Law protecting women ‘weak’


WOMEN needs tougher laws to protect them from sorcery-related accusation and killing, an official says.
Papua New Guinea Tribal Foundation director Ruth Kissam says women in the Highlands accused of practising sorcery are at risk of being tortured and killed by members of their community and for 30 years police have not been able to do anything about it.
She said that even a child under the age of six years can be killed with the mother should the mother be accused of sorcery because of the belief that the child can inherit the mother’s sorcery powers.
“Community endorses the killing,” Kissam said.
“Even the husband, uncles, aunties and children agree to kill the mother and wife.” Kissam said most victims were barren, widowed, not married, liabilities at home, disabled or not actively involved with the communities.
She said women accused of sorcery were mostly aged 35 years and older.
Kissam said the law was not effective and unable to protect women from sorcery-related torture and killing.
“There are many innocent lives being taken away because of false claims of sorcery, when people die of sicknesses,” she said.
Kissam said that through its programmes throughout the country, Tribal Foundation has found that sorcery beliefs were increasing in Morobe, Madang and Bougainville, resulting in fighting and killings.
She said they had called on the Government to enforce the law that covers sorcery-related crime and prosecute both the perpetrators and instigators.
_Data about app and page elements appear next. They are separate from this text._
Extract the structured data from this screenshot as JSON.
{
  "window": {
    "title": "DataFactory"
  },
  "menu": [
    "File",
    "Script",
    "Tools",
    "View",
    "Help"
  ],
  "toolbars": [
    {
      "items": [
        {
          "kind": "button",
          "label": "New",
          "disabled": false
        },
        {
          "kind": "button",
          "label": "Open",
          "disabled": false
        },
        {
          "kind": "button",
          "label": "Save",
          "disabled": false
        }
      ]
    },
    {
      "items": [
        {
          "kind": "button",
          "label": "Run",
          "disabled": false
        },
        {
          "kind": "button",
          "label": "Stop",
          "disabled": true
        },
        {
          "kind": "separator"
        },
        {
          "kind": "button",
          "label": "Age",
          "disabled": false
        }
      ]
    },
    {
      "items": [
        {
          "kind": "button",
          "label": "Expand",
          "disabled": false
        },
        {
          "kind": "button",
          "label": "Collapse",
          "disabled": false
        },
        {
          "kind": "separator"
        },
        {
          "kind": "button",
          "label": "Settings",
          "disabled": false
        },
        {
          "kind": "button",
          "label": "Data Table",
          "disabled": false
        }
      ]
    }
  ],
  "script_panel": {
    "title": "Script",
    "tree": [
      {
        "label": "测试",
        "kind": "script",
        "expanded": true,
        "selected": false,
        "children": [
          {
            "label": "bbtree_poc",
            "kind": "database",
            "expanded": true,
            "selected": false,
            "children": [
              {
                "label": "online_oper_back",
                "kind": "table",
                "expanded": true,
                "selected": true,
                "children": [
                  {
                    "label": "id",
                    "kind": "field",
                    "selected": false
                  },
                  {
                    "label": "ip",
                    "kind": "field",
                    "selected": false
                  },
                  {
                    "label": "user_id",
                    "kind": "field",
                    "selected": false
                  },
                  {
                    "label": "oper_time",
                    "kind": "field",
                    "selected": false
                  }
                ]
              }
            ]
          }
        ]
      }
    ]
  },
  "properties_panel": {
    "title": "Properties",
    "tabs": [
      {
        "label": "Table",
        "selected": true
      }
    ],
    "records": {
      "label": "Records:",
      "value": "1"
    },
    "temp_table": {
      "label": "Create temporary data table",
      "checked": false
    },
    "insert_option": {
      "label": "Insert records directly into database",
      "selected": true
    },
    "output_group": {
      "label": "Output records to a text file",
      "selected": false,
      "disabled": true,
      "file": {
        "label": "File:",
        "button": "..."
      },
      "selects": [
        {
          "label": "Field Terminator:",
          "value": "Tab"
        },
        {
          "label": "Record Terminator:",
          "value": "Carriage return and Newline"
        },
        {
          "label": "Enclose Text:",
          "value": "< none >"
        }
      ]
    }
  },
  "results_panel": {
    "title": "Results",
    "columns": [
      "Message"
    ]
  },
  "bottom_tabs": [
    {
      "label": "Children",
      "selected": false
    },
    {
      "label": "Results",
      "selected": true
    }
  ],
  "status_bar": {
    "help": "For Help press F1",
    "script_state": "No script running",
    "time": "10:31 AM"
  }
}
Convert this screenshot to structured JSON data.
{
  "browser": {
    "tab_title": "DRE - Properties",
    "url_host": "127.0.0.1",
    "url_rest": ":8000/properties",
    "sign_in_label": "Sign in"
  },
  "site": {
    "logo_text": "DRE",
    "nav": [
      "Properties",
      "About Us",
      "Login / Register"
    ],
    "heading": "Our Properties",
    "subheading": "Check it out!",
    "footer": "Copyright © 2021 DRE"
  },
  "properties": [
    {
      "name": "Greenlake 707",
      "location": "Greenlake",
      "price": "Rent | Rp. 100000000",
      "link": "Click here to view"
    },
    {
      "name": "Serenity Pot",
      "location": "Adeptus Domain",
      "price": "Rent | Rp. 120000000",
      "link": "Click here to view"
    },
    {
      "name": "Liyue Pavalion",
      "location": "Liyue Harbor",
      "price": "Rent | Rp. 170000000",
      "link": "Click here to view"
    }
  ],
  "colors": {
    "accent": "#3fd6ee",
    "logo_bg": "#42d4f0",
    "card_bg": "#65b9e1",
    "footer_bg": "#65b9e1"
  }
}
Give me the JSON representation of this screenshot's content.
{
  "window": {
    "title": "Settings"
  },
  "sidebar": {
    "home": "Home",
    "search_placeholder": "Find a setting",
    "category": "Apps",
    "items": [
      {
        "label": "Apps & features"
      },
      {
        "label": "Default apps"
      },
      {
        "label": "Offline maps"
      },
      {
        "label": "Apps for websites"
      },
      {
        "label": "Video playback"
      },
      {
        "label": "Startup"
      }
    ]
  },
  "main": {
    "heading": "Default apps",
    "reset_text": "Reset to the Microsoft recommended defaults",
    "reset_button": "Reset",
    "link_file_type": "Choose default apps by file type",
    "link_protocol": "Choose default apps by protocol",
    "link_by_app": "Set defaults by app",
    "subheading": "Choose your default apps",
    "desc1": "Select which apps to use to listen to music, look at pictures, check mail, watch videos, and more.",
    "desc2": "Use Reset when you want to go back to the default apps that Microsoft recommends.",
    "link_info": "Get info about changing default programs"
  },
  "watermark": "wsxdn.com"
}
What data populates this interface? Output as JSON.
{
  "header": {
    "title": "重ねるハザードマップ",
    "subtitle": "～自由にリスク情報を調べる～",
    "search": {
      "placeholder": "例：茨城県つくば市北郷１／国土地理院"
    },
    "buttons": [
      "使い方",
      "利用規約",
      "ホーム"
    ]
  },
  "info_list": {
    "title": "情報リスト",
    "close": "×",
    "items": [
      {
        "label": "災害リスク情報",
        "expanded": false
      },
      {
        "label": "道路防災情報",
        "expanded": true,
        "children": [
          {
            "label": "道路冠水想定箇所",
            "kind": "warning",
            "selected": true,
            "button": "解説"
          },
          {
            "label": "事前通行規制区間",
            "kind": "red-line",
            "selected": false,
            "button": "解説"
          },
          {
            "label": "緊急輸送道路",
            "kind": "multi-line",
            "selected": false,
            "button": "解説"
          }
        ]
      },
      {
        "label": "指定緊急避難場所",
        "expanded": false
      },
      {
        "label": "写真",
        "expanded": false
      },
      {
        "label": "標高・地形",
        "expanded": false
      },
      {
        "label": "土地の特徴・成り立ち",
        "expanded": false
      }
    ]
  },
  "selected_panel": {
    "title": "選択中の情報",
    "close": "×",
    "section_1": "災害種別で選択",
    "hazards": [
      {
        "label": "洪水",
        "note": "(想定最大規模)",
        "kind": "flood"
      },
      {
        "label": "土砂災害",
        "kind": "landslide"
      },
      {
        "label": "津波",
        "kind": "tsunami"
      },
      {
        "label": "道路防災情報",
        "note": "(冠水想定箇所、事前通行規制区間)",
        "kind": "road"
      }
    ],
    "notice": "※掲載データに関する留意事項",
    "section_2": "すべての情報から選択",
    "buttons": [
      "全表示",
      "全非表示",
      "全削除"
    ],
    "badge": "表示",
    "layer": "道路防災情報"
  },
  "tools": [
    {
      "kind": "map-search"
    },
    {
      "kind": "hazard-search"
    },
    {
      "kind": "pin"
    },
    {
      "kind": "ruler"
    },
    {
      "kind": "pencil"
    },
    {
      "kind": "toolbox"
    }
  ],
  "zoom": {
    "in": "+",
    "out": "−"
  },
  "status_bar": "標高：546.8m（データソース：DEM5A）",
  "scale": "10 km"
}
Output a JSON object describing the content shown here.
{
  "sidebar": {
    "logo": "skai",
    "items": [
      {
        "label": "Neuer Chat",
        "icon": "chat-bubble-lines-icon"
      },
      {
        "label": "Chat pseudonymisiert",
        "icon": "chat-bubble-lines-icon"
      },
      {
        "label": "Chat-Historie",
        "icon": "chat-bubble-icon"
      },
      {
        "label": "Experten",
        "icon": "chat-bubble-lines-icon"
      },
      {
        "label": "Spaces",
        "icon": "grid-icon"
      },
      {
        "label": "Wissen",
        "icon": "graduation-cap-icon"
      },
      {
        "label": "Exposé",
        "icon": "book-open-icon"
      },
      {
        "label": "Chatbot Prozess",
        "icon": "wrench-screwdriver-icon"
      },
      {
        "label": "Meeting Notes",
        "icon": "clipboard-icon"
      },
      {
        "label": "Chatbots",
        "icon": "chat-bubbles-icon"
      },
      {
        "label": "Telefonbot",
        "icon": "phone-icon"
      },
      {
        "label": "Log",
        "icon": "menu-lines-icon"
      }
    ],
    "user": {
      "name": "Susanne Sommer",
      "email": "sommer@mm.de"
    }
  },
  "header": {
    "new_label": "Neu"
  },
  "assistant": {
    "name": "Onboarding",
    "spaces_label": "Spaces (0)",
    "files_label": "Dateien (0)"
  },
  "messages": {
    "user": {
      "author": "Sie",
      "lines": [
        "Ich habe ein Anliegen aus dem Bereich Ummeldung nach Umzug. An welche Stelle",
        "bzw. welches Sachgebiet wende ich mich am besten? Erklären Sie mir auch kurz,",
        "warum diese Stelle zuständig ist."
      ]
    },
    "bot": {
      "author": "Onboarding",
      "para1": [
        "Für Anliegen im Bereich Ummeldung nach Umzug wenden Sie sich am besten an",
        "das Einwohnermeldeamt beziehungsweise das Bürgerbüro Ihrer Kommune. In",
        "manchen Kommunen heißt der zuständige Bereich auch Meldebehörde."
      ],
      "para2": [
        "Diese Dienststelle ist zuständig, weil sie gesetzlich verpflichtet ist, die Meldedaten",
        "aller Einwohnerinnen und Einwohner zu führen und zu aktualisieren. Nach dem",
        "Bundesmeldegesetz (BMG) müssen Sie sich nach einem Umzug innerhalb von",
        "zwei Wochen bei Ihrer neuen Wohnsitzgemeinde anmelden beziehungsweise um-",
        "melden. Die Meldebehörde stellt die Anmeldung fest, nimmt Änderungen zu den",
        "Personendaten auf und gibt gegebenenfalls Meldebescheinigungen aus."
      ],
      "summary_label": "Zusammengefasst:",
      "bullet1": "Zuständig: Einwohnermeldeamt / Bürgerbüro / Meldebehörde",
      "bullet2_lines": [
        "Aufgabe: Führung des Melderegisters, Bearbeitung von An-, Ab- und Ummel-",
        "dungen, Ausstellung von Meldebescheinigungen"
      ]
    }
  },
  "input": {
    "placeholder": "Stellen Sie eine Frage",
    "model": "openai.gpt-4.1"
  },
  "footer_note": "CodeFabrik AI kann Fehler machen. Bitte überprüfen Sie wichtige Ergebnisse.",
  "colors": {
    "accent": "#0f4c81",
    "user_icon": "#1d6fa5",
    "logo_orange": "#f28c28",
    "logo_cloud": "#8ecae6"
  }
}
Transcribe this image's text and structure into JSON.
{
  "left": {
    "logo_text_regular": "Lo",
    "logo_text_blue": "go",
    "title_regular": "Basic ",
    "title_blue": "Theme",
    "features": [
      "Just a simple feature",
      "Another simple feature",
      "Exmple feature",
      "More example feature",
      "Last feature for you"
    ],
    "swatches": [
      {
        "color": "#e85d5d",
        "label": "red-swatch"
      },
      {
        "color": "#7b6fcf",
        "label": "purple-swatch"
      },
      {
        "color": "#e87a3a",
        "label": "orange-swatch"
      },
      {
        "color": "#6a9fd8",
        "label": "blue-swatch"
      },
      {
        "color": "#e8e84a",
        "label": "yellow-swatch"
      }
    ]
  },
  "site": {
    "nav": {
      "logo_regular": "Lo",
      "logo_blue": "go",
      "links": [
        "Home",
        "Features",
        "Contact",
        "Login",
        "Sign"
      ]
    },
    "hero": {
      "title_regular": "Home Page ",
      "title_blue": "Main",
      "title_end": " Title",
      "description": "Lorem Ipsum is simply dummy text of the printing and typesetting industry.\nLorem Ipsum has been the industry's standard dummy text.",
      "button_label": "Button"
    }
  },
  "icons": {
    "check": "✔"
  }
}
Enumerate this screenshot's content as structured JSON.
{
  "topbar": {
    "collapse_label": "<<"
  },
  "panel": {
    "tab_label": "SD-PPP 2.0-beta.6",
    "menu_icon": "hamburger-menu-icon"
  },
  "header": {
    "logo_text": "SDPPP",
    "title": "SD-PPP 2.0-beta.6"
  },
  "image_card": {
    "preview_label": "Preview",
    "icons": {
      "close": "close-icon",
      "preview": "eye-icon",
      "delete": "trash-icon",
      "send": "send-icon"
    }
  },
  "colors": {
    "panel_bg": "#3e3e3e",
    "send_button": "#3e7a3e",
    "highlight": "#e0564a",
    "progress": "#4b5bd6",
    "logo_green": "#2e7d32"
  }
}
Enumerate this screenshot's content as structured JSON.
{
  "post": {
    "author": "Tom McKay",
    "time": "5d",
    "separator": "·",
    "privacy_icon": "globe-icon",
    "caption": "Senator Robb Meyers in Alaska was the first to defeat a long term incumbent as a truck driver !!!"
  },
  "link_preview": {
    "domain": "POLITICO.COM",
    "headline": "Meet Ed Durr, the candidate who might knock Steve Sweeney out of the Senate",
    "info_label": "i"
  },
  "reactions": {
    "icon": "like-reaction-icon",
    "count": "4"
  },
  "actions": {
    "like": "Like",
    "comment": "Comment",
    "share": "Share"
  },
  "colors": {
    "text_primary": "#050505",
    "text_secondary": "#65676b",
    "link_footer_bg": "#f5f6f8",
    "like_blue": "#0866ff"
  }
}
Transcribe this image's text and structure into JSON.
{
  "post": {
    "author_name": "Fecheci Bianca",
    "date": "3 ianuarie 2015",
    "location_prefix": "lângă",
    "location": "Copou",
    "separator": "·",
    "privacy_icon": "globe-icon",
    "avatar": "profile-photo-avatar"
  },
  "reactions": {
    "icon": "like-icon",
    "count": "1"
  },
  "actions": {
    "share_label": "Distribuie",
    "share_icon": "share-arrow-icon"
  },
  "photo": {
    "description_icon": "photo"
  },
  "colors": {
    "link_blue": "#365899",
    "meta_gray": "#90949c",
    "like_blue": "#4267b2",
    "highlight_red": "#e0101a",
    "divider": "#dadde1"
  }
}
Kissam said the fight against sorcery-related killings and torture would be helped by the creation of a national human rights commission, which Prime Minister Peter O’Neill had called for in 2012 and again last year.